Brief: Where in the listing does the string "date" appear? Copy every line that holds it.

- Opening Delimiter -

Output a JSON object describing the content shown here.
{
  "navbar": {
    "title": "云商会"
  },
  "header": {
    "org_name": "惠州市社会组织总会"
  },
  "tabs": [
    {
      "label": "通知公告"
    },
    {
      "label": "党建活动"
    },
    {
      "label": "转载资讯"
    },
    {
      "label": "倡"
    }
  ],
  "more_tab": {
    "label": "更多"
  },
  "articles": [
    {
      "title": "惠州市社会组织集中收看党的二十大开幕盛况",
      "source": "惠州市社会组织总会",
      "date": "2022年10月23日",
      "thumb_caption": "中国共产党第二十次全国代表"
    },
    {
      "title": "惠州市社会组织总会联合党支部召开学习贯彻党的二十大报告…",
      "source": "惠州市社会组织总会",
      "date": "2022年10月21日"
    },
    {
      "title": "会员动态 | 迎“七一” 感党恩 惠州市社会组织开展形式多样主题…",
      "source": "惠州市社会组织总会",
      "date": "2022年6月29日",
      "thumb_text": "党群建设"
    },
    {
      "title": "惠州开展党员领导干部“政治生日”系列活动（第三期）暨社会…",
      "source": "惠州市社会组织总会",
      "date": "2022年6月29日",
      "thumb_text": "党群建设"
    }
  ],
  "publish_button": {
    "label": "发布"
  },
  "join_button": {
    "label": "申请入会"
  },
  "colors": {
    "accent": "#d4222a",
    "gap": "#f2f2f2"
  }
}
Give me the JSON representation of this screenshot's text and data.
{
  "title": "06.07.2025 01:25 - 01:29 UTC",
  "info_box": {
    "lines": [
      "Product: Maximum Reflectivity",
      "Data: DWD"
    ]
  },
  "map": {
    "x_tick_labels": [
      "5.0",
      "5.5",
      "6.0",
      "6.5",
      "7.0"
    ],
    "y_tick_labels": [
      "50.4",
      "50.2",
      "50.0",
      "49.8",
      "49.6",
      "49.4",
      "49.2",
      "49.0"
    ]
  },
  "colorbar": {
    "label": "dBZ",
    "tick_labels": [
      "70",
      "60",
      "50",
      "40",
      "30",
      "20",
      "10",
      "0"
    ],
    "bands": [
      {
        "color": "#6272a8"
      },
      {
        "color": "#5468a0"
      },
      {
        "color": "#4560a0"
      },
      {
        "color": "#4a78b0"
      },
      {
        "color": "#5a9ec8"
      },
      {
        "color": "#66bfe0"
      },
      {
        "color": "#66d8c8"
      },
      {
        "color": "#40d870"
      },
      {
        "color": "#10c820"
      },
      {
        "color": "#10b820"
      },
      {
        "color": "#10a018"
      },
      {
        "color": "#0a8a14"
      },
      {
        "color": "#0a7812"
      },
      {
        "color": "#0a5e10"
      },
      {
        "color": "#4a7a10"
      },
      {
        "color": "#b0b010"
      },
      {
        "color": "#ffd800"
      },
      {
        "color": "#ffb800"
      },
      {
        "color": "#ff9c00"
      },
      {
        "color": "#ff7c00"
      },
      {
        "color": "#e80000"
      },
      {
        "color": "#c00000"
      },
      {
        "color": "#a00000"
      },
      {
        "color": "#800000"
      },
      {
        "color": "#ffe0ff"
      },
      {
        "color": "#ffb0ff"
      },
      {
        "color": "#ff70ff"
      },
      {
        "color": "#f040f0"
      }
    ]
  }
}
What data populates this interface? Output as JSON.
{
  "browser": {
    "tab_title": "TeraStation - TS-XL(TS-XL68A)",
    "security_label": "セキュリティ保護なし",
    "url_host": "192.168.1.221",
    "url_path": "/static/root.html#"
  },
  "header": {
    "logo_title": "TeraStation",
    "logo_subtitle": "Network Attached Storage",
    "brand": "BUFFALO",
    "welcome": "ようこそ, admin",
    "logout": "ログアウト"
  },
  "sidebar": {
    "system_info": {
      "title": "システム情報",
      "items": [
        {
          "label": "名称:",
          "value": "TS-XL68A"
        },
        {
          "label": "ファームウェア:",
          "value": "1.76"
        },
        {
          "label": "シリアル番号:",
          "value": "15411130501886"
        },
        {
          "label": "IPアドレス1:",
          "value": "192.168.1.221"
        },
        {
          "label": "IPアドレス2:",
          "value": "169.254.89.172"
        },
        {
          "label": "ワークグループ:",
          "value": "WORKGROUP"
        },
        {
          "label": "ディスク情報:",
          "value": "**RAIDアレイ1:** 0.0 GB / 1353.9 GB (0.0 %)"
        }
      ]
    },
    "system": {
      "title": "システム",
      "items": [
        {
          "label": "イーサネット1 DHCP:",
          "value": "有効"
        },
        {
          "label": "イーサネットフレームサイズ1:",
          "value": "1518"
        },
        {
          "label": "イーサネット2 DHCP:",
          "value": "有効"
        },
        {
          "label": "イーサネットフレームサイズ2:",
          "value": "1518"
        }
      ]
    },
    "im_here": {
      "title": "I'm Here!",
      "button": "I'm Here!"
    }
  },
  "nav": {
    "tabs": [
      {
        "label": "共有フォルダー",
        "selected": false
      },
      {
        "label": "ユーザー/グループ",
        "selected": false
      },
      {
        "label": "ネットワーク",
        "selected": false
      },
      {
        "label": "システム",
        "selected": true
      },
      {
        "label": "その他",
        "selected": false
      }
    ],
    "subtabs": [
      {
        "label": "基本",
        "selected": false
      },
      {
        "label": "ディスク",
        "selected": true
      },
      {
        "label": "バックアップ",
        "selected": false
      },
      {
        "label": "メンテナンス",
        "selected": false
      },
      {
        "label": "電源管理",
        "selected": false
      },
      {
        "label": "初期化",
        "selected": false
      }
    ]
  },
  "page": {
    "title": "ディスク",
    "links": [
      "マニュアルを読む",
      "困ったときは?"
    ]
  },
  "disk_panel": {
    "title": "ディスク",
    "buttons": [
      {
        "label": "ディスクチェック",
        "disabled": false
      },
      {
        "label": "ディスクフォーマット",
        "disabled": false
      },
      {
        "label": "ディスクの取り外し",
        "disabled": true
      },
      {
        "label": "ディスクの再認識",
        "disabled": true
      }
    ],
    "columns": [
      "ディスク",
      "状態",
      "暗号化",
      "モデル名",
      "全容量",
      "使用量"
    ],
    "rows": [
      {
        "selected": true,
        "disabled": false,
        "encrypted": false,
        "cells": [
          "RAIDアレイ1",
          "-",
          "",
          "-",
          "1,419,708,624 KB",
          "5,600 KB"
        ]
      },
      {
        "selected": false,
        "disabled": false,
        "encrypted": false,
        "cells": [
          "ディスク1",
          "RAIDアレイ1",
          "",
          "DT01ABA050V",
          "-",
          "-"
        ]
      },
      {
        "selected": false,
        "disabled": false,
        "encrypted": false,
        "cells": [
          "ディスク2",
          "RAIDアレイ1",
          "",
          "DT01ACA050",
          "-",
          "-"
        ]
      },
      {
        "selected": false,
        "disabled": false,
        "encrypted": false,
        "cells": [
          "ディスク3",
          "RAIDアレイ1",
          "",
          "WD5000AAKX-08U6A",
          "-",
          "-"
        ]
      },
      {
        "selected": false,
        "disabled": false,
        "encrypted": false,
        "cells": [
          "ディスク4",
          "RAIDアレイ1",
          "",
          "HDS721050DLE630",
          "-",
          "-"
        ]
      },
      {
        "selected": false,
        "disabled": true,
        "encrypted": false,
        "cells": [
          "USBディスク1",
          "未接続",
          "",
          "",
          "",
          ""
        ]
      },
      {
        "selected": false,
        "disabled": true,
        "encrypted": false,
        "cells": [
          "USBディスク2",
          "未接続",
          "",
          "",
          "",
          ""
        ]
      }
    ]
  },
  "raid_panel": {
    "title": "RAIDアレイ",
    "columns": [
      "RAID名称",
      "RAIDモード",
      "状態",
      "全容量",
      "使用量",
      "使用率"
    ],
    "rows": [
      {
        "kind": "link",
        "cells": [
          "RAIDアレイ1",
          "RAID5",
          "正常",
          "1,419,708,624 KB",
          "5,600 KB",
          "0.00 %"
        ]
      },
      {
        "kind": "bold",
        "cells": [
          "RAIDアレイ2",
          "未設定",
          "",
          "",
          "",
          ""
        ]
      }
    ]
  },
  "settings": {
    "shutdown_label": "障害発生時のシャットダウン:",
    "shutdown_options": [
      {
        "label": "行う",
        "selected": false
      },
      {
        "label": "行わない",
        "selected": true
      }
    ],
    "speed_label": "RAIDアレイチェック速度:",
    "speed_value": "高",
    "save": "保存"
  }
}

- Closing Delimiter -

Response below:
      "date": "2022年10月23日",
      "date": "2022年10月21日"
      "date": "2022年6月29日",
      "date": "2022年6月29日",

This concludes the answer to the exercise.